The demo showed a car navigating its way through a busy car park, manoeuvering itself into an empty space. "When you’re done with diner you say can come back to me… and it becomes an auto-valet," said Huang, who was clad in a Hasselhoff-like leather jacket. "That car meanders back out and gets back to the driver." Huang also explained how cockpit computer designers could use the Drive system to provide a top-down 360-degree view of the car to drivers, providing a real-time driving aid. 

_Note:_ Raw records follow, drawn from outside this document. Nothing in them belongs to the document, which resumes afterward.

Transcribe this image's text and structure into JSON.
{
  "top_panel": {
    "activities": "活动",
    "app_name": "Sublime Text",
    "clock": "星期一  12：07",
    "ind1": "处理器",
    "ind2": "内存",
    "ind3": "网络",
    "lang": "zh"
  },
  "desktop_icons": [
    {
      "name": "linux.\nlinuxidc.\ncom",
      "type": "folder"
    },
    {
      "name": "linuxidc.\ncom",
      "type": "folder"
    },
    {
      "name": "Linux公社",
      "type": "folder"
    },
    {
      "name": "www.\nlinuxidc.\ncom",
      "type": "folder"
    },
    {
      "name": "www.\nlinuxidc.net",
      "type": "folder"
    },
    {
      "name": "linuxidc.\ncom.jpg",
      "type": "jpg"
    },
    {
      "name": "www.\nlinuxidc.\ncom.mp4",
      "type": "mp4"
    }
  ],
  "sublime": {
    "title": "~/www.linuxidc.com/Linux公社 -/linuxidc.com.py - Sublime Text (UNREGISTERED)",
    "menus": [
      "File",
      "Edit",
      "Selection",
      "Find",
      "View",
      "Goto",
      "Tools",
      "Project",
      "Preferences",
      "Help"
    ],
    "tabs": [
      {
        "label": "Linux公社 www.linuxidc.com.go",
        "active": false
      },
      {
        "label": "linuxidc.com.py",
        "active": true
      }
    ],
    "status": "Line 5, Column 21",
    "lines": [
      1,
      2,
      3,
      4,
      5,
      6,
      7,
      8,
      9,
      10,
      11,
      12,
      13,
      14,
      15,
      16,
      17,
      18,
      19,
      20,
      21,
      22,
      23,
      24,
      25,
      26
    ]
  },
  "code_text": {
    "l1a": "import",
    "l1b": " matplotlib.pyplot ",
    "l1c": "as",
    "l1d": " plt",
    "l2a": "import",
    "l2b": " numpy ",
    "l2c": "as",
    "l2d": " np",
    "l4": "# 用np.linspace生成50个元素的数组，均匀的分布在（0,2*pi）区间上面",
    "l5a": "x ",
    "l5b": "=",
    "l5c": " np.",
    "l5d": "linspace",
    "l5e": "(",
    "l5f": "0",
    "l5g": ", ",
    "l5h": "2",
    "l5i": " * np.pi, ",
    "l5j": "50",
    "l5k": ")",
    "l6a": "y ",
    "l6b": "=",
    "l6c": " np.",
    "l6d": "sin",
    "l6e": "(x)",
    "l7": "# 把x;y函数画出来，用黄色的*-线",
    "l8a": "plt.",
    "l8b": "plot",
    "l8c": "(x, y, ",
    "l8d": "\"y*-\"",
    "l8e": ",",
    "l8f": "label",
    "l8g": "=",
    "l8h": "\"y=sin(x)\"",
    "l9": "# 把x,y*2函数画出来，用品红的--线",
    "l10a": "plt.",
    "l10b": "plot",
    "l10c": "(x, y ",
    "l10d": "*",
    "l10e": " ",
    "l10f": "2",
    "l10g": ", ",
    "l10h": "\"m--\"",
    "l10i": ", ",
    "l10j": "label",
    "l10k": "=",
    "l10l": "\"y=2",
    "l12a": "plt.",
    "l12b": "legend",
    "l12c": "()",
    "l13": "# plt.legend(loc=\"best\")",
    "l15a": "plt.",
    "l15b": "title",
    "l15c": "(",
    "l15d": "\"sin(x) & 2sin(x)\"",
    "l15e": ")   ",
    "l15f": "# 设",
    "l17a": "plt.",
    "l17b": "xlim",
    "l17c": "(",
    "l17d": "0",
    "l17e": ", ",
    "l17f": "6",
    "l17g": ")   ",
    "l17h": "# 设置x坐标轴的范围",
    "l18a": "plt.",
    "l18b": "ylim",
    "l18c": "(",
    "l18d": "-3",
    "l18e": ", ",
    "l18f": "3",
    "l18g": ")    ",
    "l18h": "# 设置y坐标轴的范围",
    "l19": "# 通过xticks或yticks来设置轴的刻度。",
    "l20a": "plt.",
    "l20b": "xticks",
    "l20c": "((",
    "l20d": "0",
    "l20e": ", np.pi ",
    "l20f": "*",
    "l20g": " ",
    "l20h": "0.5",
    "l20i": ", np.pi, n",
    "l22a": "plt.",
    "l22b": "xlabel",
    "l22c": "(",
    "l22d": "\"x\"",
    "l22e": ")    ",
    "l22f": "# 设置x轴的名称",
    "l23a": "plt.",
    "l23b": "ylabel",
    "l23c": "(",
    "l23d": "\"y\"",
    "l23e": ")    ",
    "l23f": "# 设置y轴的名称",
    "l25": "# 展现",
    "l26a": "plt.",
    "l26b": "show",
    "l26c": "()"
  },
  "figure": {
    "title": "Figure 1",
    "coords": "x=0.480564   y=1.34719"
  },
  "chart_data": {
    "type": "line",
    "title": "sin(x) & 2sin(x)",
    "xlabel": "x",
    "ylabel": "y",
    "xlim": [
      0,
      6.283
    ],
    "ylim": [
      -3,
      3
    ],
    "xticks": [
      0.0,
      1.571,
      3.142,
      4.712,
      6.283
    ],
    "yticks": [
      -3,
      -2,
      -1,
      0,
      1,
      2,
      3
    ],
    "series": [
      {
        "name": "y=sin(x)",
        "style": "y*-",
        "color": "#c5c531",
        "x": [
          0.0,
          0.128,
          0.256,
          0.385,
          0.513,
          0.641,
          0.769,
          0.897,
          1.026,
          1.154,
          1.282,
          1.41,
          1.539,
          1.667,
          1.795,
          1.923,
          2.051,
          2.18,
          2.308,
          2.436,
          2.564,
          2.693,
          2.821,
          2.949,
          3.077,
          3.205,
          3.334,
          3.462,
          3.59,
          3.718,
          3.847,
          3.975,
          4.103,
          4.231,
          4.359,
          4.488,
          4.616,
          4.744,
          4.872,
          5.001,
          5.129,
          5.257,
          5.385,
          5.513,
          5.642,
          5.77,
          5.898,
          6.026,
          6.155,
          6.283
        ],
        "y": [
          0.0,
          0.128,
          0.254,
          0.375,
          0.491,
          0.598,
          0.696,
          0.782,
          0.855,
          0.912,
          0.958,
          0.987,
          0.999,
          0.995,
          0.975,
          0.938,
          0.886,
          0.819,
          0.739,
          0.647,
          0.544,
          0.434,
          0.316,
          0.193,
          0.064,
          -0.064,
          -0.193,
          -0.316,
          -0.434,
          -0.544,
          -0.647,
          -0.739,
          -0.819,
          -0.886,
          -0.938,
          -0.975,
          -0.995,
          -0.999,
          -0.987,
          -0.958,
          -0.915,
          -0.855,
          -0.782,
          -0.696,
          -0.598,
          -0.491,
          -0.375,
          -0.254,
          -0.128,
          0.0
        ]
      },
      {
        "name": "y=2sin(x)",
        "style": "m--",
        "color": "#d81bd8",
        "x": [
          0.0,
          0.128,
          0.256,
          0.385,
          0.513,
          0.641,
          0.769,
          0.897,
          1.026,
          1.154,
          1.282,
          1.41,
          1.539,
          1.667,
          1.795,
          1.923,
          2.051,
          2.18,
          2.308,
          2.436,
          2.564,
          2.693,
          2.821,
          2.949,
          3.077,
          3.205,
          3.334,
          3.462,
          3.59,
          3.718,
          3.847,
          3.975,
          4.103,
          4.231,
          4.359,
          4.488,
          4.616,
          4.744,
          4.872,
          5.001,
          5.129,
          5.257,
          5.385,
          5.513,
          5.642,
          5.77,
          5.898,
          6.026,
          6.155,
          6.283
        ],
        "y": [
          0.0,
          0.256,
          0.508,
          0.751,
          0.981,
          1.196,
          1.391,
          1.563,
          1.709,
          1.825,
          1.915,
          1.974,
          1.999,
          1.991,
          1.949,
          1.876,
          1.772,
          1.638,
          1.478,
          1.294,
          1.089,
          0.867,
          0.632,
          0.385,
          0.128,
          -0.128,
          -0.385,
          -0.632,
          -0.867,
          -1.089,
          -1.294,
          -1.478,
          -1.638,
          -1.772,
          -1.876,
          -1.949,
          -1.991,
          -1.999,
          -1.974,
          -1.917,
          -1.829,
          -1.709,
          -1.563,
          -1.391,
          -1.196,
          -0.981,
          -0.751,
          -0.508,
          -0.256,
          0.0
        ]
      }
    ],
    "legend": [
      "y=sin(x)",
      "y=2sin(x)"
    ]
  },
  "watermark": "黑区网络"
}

The less ambitious Drive CX system will handle in-car entertainment and deliver "digital cockpits that mimic the look and feel of real materials, from aluminium to carbon fibre and even bamboo". The system will be capable of processing 16.6-megapixels' worth of images across multiple screens, allowing car designers to put smart displays in wing mirrors, rear-view mirrors and headrests, according to Huang. 

Consumers won't be able to go and buy these systems in Halfords - Nvidia is relying on car manufacturers choosing to adopt its technology, which means you won't be seeing this in road models anytime soon, not least because Nvidia doesn't appear to have signed up any car makers as yet.